## EXERCISE OBJECTIVE
Reproduce the data in its entirety, exactly as written.

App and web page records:
-*-
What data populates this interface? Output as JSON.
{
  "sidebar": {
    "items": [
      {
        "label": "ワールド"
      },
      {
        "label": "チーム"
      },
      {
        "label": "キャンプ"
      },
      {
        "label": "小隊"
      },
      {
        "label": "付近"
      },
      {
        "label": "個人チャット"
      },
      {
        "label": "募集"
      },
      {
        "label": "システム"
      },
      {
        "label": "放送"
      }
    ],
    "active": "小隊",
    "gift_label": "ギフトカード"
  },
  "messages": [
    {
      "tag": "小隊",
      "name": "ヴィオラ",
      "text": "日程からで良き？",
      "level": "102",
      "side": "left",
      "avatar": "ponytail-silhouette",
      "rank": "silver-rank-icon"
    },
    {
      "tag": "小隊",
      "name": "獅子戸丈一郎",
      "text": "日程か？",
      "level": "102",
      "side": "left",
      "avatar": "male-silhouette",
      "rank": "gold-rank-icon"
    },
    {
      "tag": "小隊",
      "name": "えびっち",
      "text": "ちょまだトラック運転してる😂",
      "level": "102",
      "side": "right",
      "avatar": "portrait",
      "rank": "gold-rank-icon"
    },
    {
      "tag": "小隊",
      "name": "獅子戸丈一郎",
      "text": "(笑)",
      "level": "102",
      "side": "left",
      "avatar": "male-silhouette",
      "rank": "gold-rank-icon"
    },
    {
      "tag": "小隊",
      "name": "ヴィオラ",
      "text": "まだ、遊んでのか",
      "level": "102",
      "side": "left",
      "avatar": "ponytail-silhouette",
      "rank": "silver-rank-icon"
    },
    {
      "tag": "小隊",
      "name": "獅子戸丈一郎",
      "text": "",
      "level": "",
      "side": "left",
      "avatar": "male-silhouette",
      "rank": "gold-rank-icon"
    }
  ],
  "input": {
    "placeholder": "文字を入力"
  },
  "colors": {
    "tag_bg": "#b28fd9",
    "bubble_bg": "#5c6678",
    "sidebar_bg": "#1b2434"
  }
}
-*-
## RESPONSE TO THE EXERCISE
What data populates this interface? Output as JSON.
{
  "sidebar": {
    "items": [
      {
        "label": "ワールド"
      },
      {
        "label": "チーム"
      },
      {
        "label": "キャンプ"
      },
      {
        "label": "小隊"
      },
      {
        "label": "付近"
      },
      {
        "label": "個人チャット"
      },
      {
        "label": "募集"
      },
      {
        "label": "システム"
      },
      {
        "label": "放送"
      }
    ],
    "active": "小隊",
    "gift_label": "ギフトカード"
  },
  "messages": [
    {
      "tag": "小隊",
      "name": "ヴィオラ",
      "text": "日程からで良き？",
      "level": "102",
      "side": "left",
      "avatar": "ponytail-silhouette",
      "rank": "silver-rank-icon"
    },
    {
      "tag": "小隊",
      "name": "獅子戸丈一郎",
      "text": "日程か？",
      "level": "102",
      "side": "left",
      "avatar": "male-silhouette",
      "rank": "gold-rank-icon"
    },
    {
      "tag": "小隊",
      "name": "えびっち",
      "text": "ちょまだトラック運転してる😂",
      "level": "102",
      "side": "right",
      "avatar": "portrait",
      "rank": "gold-rank-icon"
    },
    {
      "tag": "小隊",
      "name": "獅子戸丈一郎",
      "text": "(笑)",
      "level": "102",
      "side": "left",
      "avatar": "male-silhouette",
      "rank": "gold-rank-icon"
    },
    {
      "tag": "小隊",
      "name": "ヴィオラ",
      "text": "まだ、遊んでのか",
      "level": "102",
      "side": "left",
      "avatar": "ponytail-silhouette",
      "rank": "silver-rank-icon"
    },
    {
      "tag": "小隊",
      "name": "獅子戸丈一郎",
      "text": "",
      "level": "",
      "side": "left",
      "avatar": "male-silhouette",
      "rank": "gold-rank-icon"
    }
  ],
  "input": {
    "placeholder": "文字を入力"
  },
  "colors": {
    "tag_bg": "#b28fd9",
    "bubble_bg": "#5c6678",
    "sidebar_bg": "#1b2434"
  }
}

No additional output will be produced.